I was blown away by the amount of color and waterfalls. All 4 of us immediately noticed how spoiled we were hiking the Pacific Crest Trail System. The trail is maticulously maintained. For the most part it is free of debris and grated at 15°, enabling a smooth, quick pace. The trail to the Goldmyer hotsprings was rocky and steep. Every step had to be carefully placed. Plus it was wet and getting wetter. I fell a few times then slowed way down. It was difficult, but worth it!
This is the morning after we arrived, grey and wet, but the rain had stopped. When we hiked in the previous night it was cold, dark and raining. Plus there were mice and spiders everywhere! I set up camp, made dinner then walked the half mile uphill to the hotsprings... Worth it!!

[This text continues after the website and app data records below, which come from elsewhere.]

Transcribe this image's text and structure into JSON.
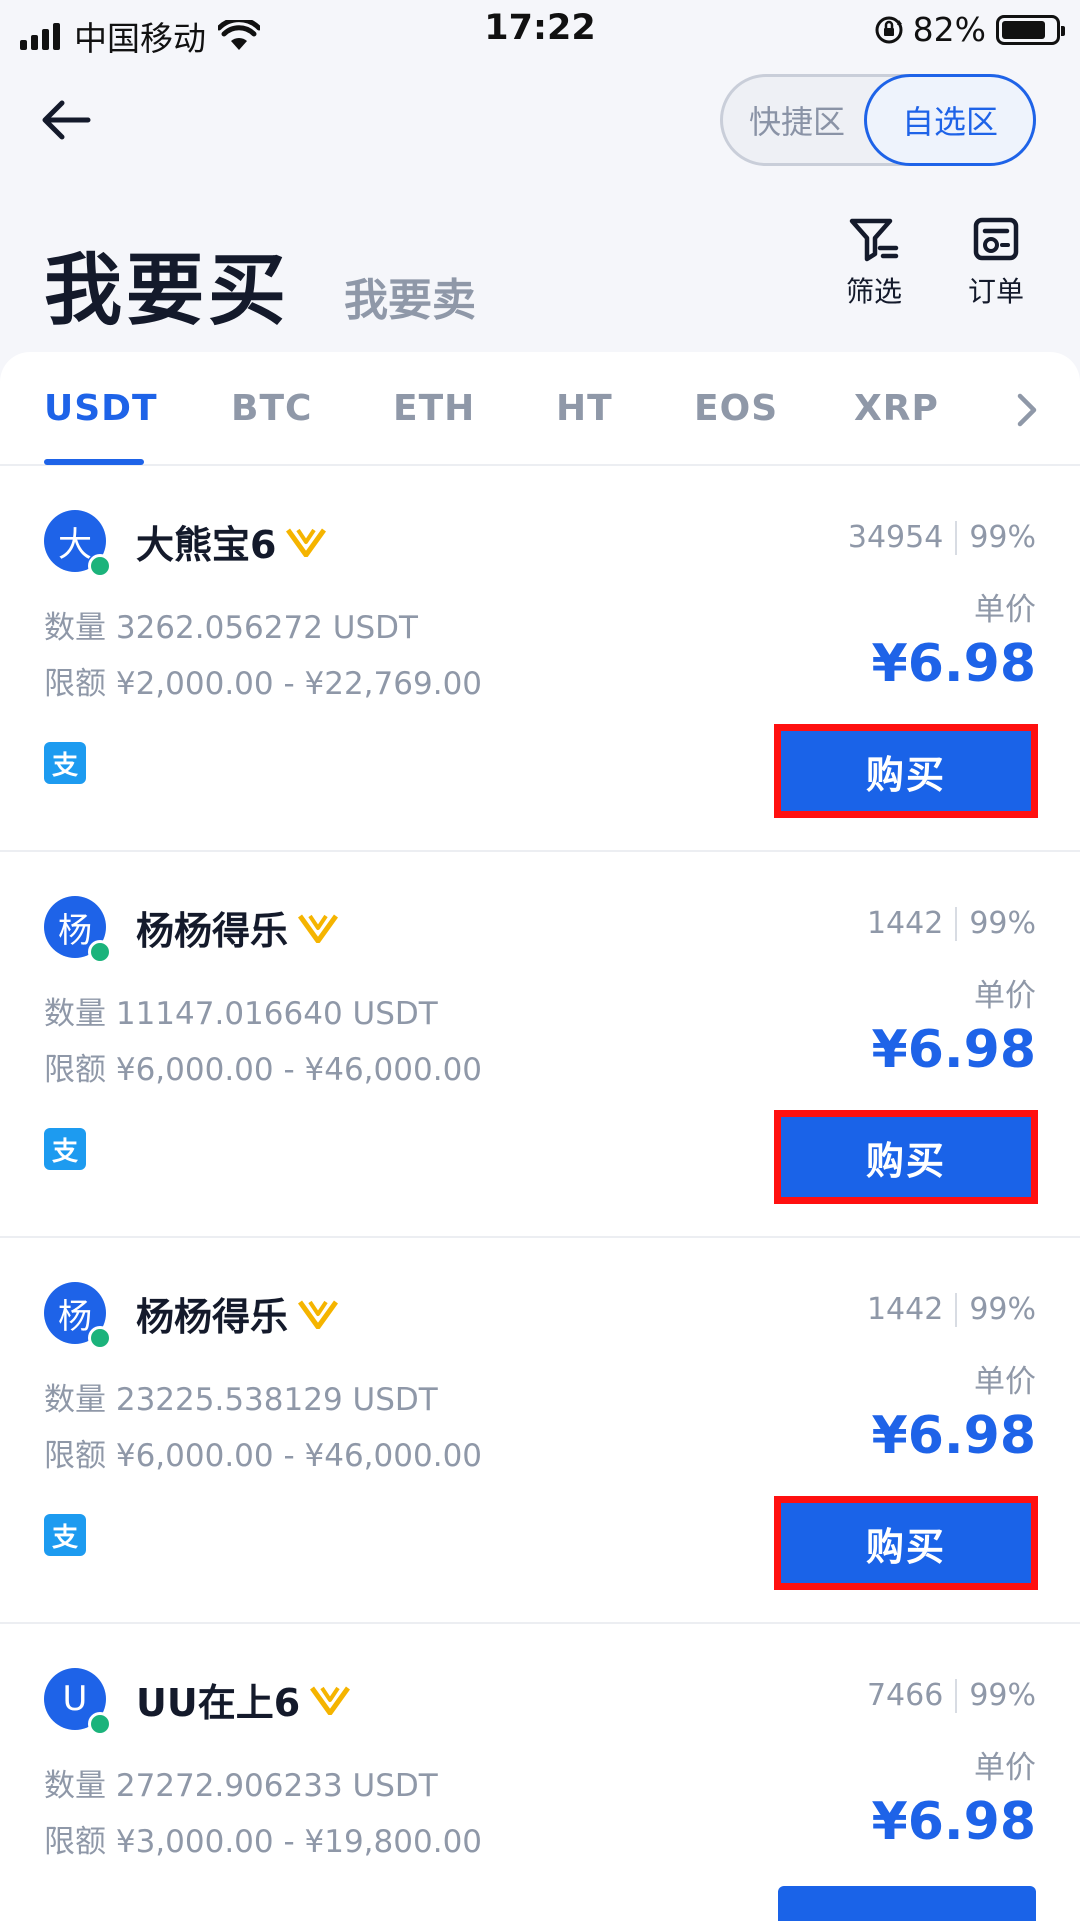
{
  "status_bar": {
    "carrier": "中国移动",
    "time": "17:22",
    "battery": "82%",
    "battery_level": 0.82
  },
  "segment": {
    "quick": "快捷区",
    "favorites": "自选区",
    "selected": "自选区"
  },
  "header": {
    "buy": "我要买",
    "sell": "我要卖",
    "filter": "筛选",
    "orders": "订单"
  },
  "tabs": [
    "USDT",
    "BTC",
    "ETH",
    "HT",
    "EOS",
    "XRP"
  ],
  "active_tab": "USDT",
  "listings": [
    {
      "avatar": "大",
      "name": "大熊宝6",
      "orders": "34954",
      "rate": "99%",
      "quantity": "数量 3262.056272 USDT",
      "limit": "限额 ¥2,000.00 - ¥22,769.00",
      "price_label": "单价",
      "price": "¥6.98",
      "pay": "支",
      "buy": "购买"
    },
    {
      "avatar": "杨",
      "name": "杨杨得乐",
      "orders": "1442",
      "rate": "99%",
      "quantity": "数量 11147.016640 USDT",
      "limit": "限额 ¥6,000.00 - ¥46,000.00",
      "price_label": "单价",
      "price": "¥6.98",
      "pay": "支",
      "buy": "购买"
    },
    {
      "avatar": "杨",
      "name": "杨杨得乐",
      "orders": "1442",
      "rate": "99%",
      "quantity": "数量 23225.538129 USDT",
      "limit": "限额 ¥6,000.00 - ¥46,000.00",
      "price_label": "单价",
      "price": "¥6.98",
      "pay": "支",
      "buy": "购买"
    },
    {
      "avatar": "U",
      "name": "UU在上6",
      "orders": "7466",
      "rate": "99%",
      "quantity": "数量 27272.906233 USDT",
      "limit": "限额 ¥3,000.00 - ¥19,800.00",
      "price_label": "单价",
      "price": "¥6.98"
    }
  ],
  "colors": {
    "accent": "#1e63e8",
    "highlight": "#ff1010",
    "online": "#1bb37b",
    "badge": "#f5b400"
  }
}
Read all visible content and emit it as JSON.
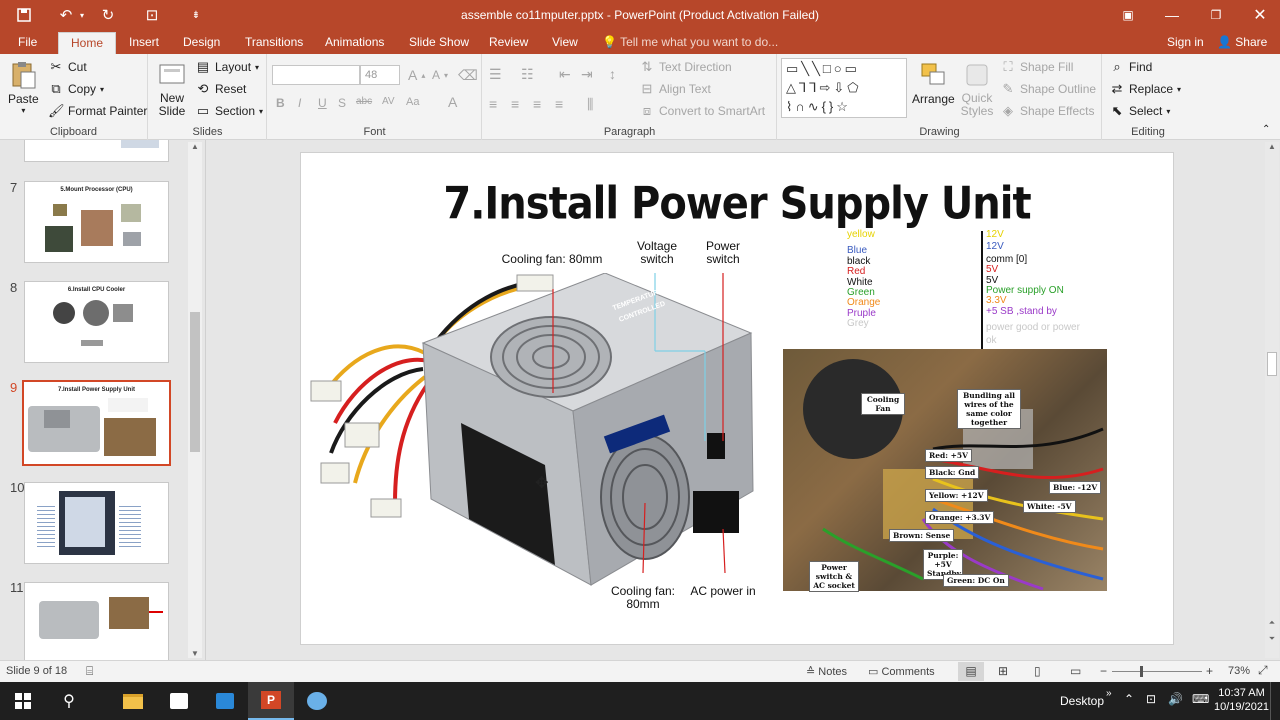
{
  "window": {
    "title": "assemble co11mputer.pptx - PowerPoint (Product Activation Failed)",
    "signin": "Sign in",
    "share": "Share"
  },
  "tabs": [
    "File",
    "Home",
    "Insert",
    "Design",
    "Transitions",
    "Animations",
    "Slide Show",
    "Review",
    "View"
  ],
  "tellme": "Tell me what you want to do...",
  "ribbon": {
    "clipboard": {
      "label": "Clipboard",
      "paste": "Paste",
      "cut": "Cut",
      "copy": "Copy",
      "format_painter": "Format Painter"
    },
    "slides": {
      "label": "Slides",
      "new_slide": "New Slide",
      "layout": "Layout",
      "reset": "Reset",
      "section": "Section"
    },
    "font": {
      "label": "Font",
      "size": "48"
    },
    "paragraph": {
      "label": "Paragraph",
      "text_direction": "Text Direction",
      "align_text": "Align Text",
      "convert_smartart": "Convert to SmartArt"
    },
    "drawing": {
      "label": "Drawing",
      "arrange": "Arrange",
      "quick_styles": "Quick Styles",
      "shape_fill": "Shape Fill",
      "shape_outline": "Shape Outline",
      "shape_effects": "Shape Effects"
    },
    "editing": {
      "label": "Editing",
      "find": "Find",
      "replace": "Replace",
      "select": "Select"
    }
  },
  "thumbnails": [
    {
      "num": "7",
      "title": "5.Mount Processor (CPU)"
    },
    {
      "num": "8",
      "title": "6.Install CPU Cooler"
    },
    {
      "num": "9",
      "title": "7.Install Power Supply Unit"
    },
    {
      "num": "10",
      "title": ""
    },
    {
      "num": "11",
      "title": ""
    }
  ],
  "slide": {
    "title": "7.Install Power Supply Unit",
    "labels": {
      "fan_top": "Cooling fan: 80mm",
      "voltage": "Voltage switch",
      "power": "Power switch",
      "fan_bottom": "Cooling fan: 80mm",
      "ac": "AC power in",
      "temp": "TEMPERATURE CONTROLLED"
    },
    "wire_colors": [
      "yellow",
      "Blue",
      "black",
      "Red",
      "White",
      "Green",
      "Orange",
      "Pruple",
      "Grey"
    ],
    "wire_voltages": [
      "12V",
      "12V",
      "comm [0]",
      "5V",
      "5V",
      "Power supply ON",
      "3.3V",
      "+5 SB ,stand by",
      "power good or power ok"
    ],
    "photo_tags": {
      "cooling_fan": "Cooling Fan",
      "bundling": "Bundling all wires of the same color together",
      "red": "Red: +5V",
      "black": "Black: Gnd",
      "yellow": "Yellow: +12V",
      "blue": "Blue: -12V",
      "white": "White: -5V",
      "orange": "Orange: +3.3V",
      "brown": "Brown: Sense",
      "purple": "Purple: +5V Standby",
      "power_switch": "Power switch & AC socket",
      "green": "Green: DC On"
    }
  },
  "status": {
    "slide_info": "Slide 9 of 18",
    "notes": "Notes",
    "comments": "Comments",
    "zoom": "73%"
  },
  "taskbar": {
    "desktop": "Desktop",
    "time": "10:37 AM",
    "date": "10/19/2021"
  },
  "colors": {
    "accent": "#b7472a",
    "ribbon_bg": "#f3f3f3",
    "selected_thumb": "#d24726"
  }
}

There were 4 small pools of varying temperatures. The spring with the people above (Karma and Shepard) was around 85°. I enjoyed soothing, long soaks here. The waterfall from the tub above offered a hot massage, as well. That pool could only fit 2 people and was about 95°. Above that, was a cave that extended 30 feet back. It acted as both a steam room and a hotspring. I couldn't be in there for more than 10 minutes. Nearby was a cold pond, fed from a natural icy spring. I enjoyed going back and forth between the hottest and coldest of the springs. Soaking in the cold one for a few minutes was the most relaxing and stimulating experience... I miss it! We stayed here until 2pm when we were asked nicely to leave. We left happy and full. Little did I know it would be the warmth I would hold onto over the next 4 days of straight rain.
This is the creek that ran alongside the hot spring.
I have never seen ferns change color like this before. Though a lot of the rain was difficult at times, it truly produced some amazing colors and texture!
We passed by a few campsites, but most were full of mud, puddles or people, so we hiked on. I had set up in the dark and rain last night and wasn't excited about doing it again. As the sun began to set, we saw a break in the clouds. The colors made me feel like I was in an instagram photo. It stopped raining and I separated from the group to find a good tarp site.
I found good coverage, off trail, in the trees. It wasn't a designated campsite, but most of the good ones rarely are. An hour later, I saw En Fuego's headlamp and showed her a possible spot. She found some good coverage in the trees, as well.
In the morning, I awoke to more rain. I found it extremely difficult to rise early, move quick and break camp. Even though, I had agreed to be on trail by 7:30, En Fuego and I weren't on trail till 10. Later, Doc and I agreed to a rain delay departure time of 9am.
Just another epic river crossing! Thank you En Fuego for making this picture even more beautiful
We all agreed on a large campsite, but the map showed it as dry. Dry camping means you are not near water. We packed water into the site, but found it well saturated because of the rain. For a first timer to the area, it would be risky to assume there was seasonal water. It had stopped raining by the time I set up camp, but it was dark. The sky was clear and stars were visible for the first time in 3 nights. I hoped that meant tomorrow's forecast would be sunny.
I hiked the 25 miles in just under 9 hours... I was cruising!!! I got a ride from a young man who went by the name Spare Rib. He worked for ski patrol in the winter and downhill mountain biking in the summer. He stopped at the general store so I could pick up a few things and even offered me some legal medicine! He drove me directly to the Dinsmore's and would accept zero gratuity. I look forward to paying forward all the amazing karma I have received on and off trail!
The Dinsmore's Hiker Haven is located 8 miles west of Skykomish in the town of Baring. Jerry and Andrea are retired and have been helping out hikers since 2003. Jerry was in the hospital while I was there, but there was a ton of love and support from all the new and returning hikers. I was able to dry out my gear and stay warm in the "hiker clubhouse." There were 3 bunk beds, a handful of recliners, kitchen table and chairs, a wood burning stove and a TV with both DVDs and VHS. It was truly a cozy warm environment. In a separate building was a washer/dryer and shower. With no real comforts this far in the northwest, the Dinsmore's offer a haven of warm hospitality. Below is Doc seam sealing and repairing holes on his bag liner. There was more rain in the forecast!